Activity
State the count of lines in this material that hold the string "start" and add nothing.

Data for the task
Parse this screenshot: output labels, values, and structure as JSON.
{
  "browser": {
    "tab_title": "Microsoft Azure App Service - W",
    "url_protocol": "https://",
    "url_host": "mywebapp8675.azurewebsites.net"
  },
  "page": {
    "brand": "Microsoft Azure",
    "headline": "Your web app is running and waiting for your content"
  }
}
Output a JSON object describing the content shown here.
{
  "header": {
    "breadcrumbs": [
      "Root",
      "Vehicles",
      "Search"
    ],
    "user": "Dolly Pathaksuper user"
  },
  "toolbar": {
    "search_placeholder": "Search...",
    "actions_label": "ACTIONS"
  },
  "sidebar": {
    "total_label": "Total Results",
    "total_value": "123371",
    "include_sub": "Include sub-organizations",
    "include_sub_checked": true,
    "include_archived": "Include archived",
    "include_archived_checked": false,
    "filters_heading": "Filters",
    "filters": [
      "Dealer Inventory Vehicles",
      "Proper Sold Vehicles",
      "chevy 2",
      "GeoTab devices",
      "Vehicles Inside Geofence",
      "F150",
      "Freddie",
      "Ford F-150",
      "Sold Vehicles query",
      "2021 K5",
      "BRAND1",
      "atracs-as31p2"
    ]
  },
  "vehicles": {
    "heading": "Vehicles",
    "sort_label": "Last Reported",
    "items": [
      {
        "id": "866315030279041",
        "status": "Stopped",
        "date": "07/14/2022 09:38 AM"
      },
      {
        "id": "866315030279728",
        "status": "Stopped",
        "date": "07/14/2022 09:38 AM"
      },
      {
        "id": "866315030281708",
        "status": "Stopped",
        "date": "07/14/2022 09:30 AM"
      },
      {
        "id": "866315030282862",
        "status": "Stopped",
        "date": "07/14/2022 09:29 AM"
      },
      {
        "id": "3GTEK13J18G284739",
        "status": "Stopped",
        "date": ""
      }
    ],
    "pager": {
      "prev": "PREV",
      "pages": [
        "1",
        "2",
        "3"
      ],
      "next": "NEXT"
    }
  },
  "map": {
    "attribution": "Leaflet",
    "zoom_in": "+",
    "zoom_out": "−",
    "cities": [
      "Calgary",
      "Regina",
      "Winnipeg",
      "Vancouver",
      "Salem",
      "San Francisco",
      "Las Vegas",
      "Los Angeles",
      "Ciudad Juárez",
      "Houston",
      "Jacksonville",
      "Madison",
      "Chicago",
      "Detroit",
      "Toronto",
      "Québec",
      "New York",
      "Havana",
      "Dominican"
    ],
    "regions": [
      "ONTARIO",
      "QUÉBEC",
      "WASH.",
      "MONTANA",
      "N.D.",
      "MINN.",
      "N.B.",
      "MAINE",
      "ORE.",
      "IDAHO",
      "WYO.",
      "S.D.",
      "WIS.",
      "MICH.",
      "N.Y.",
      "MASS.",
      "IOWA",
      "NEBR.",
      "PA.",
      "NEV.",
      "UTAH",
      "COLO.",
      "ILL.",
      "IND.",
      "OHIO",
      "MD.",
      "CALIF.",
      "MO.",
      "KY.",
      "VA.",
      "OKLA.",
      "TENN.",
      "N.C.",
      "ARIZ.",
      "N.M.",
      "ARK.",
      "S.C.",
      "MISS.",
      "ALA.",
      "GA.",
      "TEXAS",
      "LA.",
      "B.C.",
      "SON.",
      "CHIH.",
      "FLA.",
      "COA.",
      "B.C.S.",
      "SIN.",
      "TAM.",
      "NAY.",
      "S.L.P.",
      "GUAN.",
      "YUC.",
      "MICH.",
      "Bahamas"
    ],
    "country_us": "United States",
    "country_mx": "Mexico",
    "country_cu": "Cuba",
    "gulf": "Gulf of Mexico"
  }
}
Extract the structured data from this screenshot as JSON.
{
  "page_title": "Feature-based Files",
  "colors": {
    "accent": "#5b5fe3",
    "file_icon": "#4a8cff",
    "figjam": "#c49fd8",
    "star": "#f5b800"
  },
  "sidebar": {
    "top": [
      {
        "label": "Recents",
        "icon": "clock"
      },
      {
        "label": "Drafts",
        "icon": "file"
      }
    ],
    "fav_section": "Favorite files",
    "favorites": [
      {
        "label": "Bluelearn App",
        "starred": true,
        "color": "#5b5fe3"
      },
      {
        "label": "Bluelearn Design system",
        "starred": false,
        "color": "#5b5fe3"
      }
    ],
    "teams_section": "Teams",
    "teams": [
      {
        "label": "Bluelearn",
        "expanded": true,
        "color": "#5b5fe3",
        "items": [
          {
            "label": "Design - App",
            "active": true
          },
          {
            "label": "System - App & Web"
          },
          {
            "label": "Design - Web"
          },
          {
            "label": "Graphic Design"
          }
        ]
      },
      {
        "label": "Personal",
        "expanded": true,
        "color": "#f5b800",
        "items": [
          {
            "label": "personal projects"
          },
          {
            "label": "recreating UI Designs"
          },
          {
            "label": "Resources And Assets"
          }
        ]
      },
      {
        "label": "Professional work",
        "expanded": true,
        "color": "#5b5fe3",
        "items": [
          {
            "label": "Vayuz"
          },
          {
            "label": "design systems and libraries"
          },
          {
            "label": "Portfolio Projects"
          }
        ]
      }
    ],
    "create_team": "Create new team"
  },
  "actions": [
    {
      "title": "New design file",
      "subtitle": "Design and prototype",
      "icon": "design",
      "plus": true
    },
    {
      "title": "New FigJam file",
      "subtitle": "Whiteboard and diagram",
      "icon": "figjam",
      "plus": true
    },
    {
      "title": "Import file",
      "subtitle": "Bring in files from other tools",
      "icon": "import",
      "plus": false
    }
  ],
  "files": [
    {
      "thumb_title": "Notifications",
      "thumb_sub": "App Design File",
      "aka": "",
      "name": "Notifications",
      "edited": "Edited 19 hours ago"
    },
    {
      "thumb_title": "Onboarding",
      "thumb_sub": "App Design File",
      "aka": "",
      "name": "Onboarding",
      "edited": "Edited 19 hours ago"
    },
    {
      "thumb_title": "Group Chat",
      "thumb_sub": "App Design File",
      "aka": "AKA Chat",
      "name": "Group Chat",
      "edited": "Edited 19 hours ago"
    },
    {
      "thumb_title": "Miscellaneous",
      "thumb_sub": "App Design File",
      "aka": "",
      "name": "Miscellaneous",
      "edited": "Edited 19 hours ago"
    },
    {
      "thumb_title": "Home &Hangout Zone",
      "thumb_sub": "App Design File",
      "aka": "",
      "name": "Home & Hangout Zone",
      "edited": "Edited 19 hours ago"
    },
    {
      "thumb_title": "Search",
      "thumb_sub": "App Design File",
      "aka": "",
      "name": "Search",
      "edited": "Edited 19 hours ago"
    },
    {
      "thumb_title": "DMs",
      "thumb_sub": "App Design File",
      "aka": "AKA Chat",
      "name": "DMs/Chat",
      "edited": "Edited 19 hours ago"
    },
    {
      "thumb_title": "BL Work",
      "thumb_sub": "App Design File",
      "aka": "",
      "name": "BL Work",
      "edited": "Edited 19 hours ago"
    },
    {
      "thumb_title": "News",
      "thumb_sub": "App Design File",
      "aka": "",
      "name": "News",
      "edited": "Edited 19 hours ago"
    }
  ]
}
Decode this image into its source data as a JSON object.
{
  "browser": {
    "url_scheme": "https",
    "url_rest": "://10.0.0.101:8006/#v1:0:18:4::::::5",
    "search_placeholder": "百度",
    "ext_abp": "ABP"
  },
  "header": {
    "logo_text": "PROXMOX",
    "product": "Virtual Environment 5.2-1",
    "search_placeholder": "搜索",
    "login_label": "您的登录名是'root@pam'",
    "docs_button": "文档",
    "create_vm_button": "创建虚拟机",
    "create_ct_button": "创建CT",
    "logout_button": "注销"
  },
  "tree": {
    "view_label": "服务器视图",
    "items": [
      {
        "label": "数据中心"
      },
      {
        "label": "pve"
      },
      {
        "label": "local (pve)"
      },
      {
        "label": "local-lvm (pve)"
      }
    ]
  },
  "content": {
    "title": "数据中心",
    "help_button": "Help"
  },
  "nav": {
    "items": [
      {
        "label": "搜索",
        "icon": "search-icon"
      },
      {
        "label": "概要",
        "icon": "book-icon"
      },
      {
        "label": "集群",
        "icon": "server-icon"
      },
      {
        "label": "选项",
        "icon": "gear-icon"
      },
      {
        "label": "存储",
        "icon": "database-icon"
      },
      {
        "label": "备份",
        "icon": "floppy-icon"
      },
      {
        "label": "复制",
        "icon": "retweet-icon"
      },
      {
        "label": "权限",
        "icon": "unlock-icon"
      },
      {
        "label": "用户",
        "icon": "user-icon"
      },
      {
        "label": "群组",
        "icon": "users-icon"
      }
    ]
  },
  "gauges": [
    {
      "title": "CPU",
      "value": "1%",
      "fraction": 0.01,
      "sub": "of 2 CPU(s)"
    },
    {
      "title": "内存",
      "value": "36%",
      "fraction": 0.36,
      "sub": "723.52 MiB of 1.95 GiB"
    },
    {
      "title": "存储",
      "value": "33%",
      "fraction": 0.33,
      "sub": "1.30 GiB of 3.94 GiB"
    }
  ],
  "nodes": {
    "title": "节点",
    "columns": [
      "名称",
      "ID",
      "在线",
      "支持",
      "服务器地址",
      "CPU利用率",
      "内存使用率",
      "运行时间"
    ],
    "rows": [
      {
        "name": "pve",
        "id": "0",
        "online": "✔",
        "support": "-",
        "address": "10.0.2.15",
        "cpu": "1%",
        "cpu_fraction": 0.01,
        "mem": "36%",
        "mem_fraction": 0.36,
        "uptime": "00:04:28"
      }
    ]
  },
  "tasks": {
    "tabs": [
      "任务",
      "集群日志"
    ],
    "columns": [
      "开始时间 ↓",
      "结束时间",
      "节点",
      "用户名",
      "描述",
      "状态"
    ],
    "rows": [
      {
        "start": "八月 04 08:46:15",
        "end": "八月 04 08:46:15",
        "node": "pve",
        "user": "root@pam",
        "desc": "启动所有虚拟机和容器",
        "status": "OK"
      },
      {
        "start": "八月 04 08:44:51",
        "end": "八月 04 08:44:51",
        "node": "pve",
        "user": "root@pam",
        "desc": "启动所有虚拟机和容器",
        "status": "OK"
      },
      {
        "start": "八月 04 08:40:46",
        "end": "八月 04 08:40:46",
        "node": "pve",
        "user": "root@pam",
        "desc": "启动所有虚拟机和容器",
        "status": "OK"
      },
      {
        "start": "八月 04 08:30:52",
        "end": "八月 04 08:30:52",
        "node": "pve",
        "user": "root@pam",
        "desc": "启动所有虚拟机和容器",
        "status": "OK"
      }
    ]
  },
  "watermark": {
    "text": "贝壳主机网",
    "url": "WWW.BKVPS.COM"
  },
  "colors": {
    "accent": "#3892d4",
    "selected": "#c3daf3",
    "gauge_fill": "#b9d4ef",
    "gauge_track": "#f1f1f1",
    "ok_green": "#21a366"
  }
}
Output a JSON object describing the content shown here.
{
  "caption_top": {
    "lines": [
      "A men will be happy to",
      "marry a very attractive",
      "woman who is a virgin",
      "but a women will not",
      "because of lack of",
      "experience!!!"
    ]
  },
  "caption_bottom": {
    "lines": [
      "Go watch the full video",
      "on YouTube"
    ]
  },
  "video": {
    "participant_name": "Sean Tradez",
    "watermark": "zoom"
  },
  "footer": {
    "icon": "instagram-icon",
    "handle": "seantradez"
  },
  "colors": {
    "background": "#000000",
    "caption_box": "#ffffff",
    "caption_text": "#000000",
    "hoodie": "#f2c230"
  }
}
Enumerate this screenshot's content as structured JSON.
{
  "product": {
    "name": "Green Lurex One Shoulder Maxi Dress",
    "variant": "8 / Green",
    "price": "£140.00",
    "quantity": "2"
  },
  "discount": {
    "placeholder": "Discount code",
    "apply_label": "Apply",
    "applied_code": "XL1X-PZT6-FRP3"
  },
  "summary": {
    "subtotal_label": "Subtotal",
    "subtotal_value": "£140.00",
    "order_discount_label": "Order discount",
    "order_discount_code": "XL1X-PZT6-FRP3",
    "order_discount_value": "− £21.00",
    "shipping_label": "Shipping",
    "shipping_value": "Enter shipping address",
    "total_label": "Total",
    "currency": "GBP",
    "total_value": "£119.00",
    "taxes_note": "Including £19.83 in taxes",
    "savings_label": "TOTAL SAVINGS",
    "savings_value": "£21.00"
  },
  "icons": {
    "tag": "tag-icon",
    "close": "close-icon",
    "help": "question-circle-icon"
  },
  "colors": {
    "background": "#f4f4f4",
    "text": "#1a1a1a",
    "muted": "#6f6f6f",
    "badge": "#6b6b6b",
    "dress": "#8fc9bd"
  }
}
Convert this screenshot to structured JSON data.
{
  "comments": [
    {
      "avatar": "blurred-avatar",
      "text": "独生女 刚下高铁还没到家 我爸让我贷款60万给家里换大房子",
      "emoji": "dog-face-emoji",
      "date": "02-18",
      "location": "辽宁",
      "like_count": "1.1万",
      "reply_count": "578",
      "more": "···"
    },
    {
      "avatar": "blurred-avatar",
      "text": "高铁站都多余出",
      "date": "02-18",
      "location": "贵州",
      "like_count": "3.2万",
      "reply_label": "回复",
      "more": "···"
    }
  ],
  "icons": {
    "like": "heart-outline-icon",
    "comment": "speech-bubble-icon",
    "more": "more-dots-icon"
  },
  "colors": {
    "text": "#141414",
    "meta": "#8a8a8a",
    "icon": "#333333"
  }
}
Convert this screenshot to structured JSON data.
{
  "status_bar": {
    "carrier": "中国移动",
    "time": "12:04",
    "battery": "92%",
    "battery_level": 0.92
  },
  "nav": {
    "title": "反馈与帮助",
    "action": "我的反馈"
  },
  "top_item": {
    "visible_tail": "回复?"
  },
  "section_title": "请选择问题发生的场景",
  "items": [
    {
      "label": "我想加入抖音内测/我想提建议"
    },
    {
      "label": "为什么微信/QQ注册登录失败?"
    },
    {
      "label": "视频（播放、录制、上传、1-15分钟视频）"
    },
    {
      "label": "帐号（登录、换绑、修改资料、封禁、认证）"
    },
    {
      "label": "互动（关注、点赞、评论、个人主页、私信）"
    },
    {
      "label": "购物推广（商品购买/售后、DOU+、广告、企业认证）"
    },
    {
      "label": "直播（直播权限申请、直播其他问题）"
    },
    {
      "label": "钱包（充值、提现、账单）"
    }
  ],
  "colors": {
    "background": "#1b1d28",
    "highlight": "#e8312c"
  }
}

Output below
4